After launching a Run No Evil test you will see a Run No Evil run console opened with the output from the active test as it’s running. The console output colors can be configured in the Connect IQ Run No Evil preferences.

Viewing Test Results

When a test completes the results will be displayed in the Run No Evil view. This view will automatically be added and opened within your perspective when you execute a Run No Evil test but you can manually add the Run No Evil view via the Windows > Show View menu.

The Run No Evil view will display the number of tests that ran, passed, failed and errored out at the top of the view. The middle section of the view shows the individual test cases which can be expanded to see the result for each device the test was executed as. The bottom portion of the view will show the output from a device run of a test case if you click on it in the middle section.

Handling Crashes

Despite the best debugging efforts, crashes will sometimes happen. There are two general types of on-device crash that can occur related to Connect IQ, which each generate log files: app crashes and device crashes.

App Crashes

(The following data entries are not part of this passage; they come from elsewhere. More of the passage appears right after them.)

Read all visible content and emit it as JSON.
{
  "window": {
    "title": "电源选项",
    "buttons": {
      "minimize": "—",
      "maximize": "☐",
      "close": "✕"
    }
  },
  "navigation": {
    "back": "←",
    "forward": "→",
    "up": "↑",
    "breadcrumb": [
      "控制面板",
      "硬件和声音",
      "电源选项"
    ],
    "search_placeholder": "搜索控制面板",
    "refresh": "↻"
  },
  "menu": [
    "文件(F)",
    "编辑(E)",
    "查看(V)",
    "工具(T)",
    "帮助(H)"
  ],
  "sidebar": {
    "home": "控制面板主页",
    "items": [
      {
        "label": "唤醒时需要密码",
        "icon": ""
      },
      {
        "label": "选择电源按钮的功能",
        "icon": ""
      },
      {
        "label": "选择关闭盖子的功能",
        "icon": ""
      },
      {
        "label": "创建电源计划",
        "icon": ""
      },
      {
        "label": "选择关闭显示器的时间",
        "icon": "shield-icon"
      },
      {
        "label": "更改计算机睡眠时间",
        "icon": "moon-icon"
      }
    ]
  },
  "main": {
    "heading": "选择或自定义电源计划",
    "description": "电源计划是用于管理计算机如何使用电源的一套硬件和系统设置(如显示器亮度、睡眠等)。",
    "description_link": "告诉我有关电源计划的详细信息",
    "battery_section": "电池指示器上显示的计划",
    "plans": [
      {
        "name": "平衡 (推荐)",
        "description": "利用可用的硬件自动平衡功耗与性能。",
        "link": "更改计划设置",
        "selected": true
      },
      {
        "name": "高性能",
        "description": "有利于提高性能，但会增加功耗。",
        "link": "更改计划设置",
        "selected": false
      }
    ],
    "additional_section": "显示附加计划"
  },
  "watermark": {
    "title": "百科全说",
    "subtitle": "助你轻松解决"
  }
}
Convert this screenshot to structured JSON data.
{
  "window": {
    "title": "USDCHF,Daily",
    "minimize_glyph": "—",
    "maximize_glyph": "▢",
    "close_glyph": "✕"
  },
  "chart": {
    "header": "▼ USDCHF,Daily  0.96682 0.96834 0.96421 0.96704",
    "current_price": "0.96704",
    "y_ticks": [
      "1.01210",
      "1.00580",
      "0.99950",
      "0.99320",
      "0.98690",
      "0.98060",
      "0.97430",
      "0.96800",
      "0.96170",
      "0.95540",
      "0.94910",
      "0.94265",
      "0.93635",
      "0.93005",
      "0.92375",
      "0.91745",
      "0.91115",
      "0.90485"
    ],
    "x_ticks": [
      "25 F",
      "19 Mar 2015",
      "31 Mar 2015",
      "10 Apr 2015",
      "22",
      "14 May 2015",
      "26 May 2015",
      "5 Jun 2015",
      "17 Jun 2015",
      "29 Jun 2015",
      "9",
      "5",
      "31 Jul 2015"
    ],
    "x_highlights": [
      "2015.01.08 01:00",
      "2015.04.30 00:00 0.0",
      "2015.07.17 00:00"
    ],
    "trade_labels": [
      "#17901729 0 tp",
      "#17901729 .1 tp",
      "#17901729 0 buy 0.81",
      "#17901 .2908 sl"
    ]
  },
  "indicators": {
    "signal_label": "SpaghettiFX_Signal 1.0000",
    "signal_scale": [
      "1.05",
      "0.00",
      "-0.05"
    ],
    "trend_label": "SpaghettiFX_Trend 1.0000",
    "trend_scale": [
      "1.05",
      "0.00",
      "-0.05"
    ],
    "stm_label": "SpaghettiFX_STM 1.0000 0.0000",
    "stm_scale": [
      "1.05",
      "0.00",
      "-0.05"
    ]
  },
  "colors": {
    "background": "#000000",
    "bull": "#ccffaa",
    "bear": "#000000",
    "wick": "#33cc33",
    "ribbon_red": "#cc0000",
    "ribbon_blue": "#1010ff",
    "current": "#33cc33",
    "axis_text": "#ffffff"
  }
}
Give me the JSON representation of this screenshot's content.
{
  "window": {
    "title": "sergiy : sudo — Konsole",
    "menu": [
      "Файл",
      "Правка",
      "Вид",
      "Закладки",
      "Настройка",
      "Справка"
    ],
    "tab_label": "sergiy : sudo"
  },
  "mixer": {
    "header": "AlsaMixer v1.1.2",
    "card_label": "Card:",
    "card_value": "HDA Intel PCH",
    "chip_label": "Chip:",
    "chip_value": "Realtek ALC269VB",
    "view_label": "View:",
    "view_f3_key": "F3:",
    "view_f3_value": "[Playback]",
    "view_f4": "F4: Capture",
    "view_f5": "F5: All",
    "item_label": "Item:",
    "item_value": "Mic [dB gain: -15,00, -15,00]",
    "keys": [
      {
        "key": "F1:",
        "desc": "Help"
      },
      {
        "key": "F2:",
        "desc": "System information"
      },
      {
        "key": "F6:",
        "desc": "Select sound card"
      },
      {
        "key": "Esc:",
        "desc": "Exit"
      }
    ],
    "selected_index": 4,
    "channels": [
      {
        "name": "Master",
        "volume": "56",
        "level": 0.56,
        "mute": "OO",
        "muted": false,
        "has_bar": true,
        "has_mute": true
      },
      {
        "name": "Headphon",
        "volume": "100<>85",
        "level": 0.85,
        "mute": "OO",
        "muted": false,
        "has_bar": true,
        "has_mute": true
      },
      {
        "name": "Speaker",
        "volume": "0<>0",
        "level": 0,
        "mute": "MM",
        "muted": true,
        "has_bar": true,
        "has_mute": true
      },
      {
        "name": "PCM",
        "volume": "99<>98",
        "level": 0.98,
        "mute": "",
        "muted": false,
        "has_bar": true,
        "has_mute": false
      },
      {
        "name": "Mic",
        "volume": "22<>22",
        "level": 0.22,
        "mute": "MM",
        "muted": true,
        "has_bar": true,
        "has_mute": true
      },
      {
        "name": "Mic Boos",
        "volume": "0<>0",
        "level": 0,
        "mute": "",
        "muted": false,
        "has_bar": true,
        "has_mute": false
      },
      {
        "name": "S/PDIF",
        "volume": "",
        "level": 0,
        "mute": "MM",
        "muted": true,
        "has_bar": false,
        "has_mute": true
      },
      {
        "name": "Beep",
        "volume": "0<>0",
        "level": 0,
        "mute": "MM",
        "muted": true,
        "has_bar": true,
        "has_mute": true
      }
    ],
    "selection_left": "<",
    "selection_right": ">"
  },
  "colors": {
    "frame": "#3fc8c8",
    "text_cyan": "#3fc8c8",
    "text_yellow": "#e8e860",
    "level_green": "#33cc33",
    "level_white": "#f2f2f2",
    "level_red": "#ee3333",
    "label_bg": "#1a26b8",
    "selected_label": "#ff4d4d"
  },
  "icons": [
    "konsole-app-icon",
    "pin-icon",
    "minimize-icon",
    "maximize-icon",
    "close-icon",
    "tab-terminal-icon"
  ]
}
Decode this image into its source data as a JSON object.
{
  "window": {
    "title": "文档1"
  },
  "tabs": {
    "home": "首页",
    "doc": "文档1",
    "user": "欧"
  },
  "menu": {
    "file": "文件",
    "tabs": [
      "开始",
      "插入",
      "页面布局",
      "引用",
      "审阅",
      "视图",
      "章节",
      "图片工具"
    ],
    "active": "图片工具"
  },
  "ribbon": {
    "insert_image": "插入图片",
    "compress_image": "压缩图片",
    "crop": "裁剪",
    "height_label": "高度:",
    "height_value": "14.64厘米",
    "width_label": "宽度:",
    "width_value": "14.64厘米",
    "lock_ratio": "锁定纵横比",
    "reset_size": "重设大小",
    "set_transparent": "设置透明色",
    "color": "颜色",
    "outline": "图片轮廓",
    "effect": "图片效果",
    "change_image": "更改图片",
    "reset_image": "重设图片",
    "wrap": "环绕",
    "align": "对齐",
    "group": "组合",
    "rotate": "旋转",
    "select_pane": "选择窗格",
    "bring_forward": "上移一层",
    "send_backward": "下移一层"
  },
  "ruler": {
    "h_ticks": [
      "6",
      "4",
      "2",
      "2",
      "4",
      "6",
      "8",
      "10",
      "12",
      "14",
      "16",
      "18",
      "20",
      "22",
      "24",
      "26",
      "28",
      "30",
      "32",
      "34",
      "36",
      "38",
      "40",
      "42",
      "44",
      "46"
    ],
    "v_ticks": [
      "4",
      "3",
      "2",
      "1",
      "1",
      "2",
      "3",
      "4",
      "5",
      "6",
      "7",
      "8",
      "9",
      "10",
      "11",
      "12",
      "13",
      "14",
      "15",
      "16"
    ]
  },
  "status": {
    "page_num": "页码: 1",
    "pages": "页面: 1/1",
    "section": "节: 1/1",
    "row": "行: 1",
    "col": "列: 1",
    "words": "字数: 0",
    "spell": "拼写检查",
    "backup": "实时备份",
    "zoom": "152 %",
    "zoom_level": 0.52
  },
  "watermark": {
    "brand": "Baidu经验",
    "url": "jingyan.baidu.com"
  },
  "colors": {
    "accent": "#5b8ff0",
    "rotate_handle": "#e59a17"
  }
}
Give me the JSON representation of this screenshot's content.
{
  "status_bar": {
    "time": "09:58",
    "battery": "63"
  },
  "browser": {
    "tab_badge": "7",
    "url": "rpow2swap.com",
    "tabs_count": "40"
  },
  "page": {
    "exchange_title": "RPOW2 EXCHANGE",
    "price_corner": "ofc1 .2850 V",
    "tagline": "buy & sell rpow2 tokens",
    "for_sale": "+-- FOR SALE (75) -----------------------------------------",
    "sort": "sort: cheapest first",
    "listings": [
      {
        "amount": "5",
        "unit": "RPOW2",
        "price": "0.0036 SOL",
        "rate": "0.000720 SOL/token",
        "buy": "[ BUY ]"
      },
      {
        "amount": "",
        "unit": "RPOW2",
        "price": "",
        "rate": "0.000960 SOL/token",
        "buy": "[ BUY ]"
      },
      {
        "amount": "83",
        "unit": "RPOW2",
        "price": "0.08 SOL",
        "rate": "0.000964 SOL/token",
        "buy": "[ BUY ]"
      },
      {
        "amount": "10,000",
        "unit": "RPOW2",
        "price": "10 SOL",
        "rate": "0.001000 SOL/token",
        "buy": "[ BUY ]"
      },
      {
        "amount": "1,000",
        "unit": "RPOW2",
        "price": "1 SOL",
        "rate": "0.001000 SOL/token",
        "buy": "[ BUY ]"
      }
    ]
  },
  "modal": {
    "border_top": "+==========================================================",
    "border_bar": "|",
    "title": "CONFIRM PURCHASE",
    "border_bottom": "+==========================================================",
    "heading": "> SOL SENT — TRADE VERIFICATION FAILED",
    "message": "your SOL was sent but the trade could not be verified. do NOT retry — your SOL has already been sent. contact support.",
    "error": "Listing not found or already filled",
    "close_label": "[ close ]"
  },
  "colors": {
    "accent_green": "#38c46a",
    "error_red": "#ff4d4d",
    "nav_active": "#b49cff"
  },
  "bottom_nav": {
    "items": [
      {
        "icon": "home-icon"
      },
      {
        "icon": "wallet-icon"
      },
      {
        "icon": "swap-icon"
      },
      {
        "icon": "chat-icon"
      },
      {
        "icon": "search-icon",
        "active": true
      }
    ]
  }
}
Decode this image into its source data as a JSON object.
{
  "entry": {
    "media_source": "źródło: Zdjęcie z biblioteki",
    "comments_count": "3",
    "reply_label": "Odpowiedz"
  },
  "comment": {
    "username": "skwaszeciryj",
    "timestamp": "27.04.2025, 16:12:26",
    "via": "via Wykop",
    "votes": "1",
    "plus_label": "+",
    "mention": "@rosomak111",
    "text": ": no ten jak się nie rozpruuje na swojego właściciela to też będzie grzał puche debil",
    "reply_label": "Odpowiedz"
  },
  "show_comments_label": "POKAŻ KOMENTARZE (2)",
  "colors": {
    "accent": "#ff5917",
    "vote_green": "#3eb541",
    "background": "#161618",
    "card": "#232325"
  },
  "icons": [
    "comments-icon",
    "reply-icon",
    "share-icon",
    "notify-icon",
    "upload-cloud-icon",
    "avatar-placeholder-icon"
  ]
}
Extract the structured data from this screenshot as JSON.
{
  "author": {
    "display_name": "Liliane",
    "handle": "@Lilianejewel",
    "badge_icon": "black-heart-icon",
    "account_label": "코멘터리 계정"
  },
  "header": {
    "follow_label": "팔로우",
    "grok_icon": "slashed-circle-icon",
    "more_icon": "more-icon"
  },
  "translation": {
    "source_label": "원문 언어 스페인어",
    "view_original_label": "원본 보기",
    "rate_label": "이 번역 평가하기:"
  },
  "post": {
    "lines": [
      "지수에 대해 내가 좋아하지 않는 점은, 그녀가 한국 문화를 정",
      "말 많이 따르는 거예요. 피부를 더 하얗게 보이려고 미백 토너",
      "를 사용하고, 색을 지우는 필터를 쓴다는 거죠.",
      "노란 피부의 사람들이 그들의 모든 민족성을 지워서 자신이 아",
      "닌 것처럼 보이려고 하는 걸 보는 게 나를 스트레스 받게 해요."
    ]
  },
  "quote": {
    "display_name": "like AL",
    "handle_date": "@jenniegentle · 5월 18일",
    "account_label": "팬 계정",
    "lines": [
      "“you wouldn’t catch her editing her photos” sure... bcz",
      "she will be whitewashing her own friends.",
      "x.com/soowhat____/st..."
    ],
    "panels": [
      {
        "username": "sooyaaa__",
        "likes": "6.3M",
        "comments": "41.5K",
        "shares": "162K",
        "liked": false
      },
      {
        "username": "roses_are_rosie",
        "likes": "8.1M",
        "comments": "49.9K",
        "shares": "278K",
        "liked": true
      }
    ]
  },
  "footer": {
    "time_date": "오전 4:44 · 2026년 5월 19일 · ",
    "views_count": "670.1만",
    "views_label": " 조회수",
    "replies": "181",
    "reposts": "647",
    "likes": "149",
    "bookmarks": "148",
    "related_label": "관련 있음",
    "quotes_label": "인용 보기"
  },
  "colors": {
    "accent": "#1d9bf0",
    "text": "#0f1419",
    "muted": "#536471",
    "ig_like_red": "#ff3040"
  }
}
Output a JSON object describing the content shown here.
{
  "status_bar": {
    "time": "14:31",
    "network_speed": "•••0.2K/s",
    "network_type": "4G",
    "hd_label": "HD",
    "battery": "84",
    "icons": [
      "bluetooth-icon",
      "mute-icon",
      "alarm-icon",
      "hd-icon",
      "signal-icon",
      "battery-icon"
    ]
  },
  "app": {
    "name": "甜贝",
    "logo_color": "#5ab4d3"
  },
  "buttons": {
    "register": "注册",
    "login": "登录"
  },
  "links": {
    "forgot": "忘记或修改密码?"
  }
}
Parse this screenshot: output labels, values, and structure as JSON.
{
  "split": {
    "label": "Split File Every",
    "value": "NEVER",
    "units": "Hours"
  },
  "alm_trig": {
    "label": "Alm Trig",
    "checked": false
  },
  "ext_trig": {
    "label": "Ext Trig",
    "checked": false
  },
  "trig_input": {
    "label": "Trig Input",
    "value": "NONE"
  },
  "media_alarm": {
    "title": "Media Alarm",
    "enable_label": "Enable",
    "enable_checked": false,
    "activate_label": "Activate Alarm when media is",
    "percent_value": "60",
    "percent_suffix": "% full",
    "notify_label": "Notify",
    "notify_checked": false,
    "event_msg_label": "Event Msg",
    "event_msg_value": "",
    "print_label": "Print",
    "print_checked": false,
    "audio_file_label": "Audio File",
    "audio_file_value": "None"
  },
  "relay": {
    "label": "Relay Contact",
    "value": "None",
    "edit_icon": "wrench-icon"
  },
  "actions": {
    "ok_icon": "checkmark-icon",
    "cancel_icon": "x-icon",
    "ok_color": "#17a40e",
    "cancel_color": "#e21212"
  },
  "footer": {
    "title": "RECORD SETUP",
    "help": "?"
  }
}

App crashes typically result in an app quitting unexpectedly or displaying an ‘IQ!’ icon, but does not cause the entire device to crash or reboot. This kind of crash is most commonly due to a bug in an app, though it can also be due to a bug in Connect IQ itself. Whenever an app crash occurs, a CIQ_LOG.YAML file is written or updated to /GARMIN/APPS/LOGS on the device, and contains information related to the crash that app developers may use to address the problem. Here is what a CIQ_LOG generally looks like:

Error: ErrorName
Details: Error description.
Time: 2018-02-07T19:07:56Z
Store-Id: 00000000-0000-0000-0000-000000000000
Store-Version: 0
Device-Id: 006-B0000-00
Device-Version: '0.00'
ConnectIQ-Version: 3.0.0
Filename: PRGNAME
Appname: DemoAppName
Stack:
  - pc: 0x100000ef
    File: 'C:\Path\To\source\File.mc'
    Line: 53
    Function: function_causing_error
  - pc: 0x10000080
    File: 'C:\Path\To\source\File2.mc'
    Line: 30
    Function: otherBrokenItems

The ConnectIQ-Version entry is not the Connect IQ version of the device. Rather, this refers to the SDK version used by the developer when exporting the application.

Note: For devices running versions older than Connect IQ 3.0, a simplified eror log will be printed as CIQ_LOG.TXT.

Device Crashes

Device crashes typically cause the device to reboot or freeze. These indicate a Connect IQ or device firmware bug, and should be much less common than app crashes. When a device crash occurs, an ERR_LOG.txt file is written to /GARMIN on the device, containing stack trace information related to the crash. Please provide this file when reporting a crash on our developer forum. Garmin’s device teams can take a look at the device crash logs to determine the cause of the crash and will typically provide a fix in a future firmware release.

A Note About Log Files

When any log file on a device exceeds 5kb in size, it will automatically be archived to <LOGNAME>.BAK, and a new log will be started. Any old .BAK files will be overwritten when the archive occurs, so the max space a log can reach is around 10kb.